Work instructions: Could you repeat every line below exactly, skipping the images?

════════════════════

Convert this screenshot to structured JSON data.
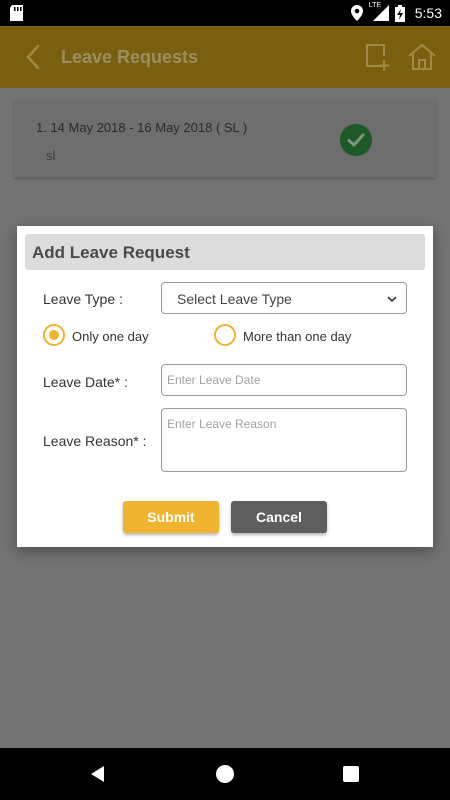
{
  "status_bar": {
    "time": "5:53",
    "network": "LTE",
    "icons": [
      "sd-card-icon",
      "location-icon",
      "signal-icon",
      "battery-charging-icon"
    ]
  },
  "app_bar": {
    "title": "Leave Requests",
    "icons": [
      "back-arrow-icon",
      "add-note-icon",
      "home-icon"
    ]
  },
  "leave_list": [
    {
      "dates": "1.  14 May 2018  -  16 May 2018 ( SL )",
      "reason": "sl",
      "status_icon": "check-circle-icon"
    }
  ],
  "dialog": {
    "title": "Add Leave Request",
    "leave_type": {
      "label": "Leave Type :",
      "selected": "Select Leave Type"
    },
    "duration": {
      "options": [
        {
          "label": "Only one day",
          "checked": true
        },
        {
          "label": "More than one day",
          "checked": false
        }
      ]
    },
    "leave_date": {
      "label": "Leave Date* :",
      "placeholder": "Enter Leave Date",
      "value": ""
    },
    "leave_reason": {
      "label": "Leave Reason* :",
      "placeholder": "Enter Leave Reason",
      "value": ""
    },
    "buttons": {
      "submit": "Submit",
      "cancel": "Cancel"
    }
  },
  "colors": {
    "accent": "#f0b32e",
    "cancel": "#5e5e5e",
    "scrim_bg": "#737373"
  }
}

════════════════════

Response to the exercise:
Convert this screenshot to structured JSON data.
{
  "status_bar": {
    "time": "5:53",
    "network": "LTE",
    "icons": [
      "sd-card-icon",
      "location-icon",
      "signal-icon",
      "battery-charging-icon"
    ]
  },
  "app_bar": {
    "title": "Leave Requests",
    "icons": [
      "back-arrow-icon",
      "add-note-icon",
      "home-icon"
    ]
  },
  "leave_list": [
    {
      "dates": "1.  14 May 2018  -  16 May 2018 ( SL )",
      "reason": "sl",
      "status_icon": "check-circle-icon"
    }
  ],
  "dialog": {
    "title": "Add Leave Request",
    "leave_type": {
      "label": "Leave Type :",
      "selected": "Select Leave Type"
    },
    "duration": {
      "options": [
        {
          "label": "Only one day",
          "checked": true
        },
        {
          "label": "More than one day",
          "checked": false
        }
      ]
    },
    "leave_date": {
      "label": "Leave Date* :",
      "placeholder": "Enter Leave Date",
      "value": ""
    },
    "leave_reason": {
      "label": "Leave Reason* :",
      "placeholder": "Enter Leave Reason",
      "value": ""
    },
    "buttons": {
      "submit": "Submit",
      "cancel": "Cancel"
    }
  },
  "colors": {
    "accent": "#f0b32e",
    "cancel": "#5e5e5e",
    "scrim_bg": "#737373"
  }
}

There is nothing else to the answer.